**What the task asks:**
Would you please state how many lines in the entries contain the word "placeholder"? Only the number should be given.

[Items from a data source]
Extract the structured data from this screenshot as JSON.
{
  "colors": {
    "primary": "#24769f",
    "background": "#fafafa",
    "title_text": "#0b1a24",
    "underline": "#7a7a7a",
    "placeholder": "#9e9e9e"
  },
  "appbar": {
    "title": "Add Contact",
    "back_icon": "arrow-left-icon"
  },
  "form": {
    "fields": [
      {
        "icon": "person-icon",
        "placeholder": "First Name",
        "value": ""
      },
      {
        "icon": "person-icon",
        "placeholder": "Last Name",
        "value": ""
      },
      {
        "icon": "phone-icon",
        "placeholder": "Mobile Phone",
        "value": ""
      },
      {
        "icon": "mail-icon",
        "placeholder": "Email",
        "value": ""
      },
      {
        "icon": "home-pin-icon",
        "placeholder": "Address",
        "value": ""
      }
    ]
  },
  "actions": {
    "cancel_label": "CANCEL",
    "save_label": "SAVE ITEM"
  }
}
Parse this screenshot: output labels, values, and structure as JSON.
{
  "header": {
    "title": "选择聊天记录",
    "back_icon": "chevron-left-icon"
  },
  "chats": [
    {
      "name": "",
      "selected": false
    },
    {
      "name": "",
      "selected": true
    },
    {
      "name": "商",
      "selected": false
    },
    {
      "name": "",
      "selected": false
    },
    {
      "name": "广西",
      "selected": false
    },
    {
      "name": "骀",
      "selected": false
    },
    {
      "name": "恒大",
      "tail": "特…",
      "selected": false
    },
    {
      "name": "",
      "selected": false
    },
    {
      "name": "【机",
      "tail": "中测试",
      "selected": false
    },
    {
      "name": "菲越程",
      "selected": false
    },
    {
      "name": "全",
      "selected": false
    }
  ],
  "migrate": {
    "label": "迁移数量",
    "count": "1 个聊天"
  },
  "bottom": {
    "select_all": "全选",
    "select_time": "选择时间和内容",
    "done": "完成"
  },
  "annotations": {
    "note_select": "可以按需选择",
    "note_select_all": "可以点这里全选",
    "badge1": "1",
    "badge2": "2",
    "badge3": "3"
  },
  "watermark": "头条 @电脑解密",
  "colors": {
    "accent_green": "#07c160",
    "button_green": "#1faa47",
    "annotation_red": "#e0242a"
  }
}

**Answer space:**
6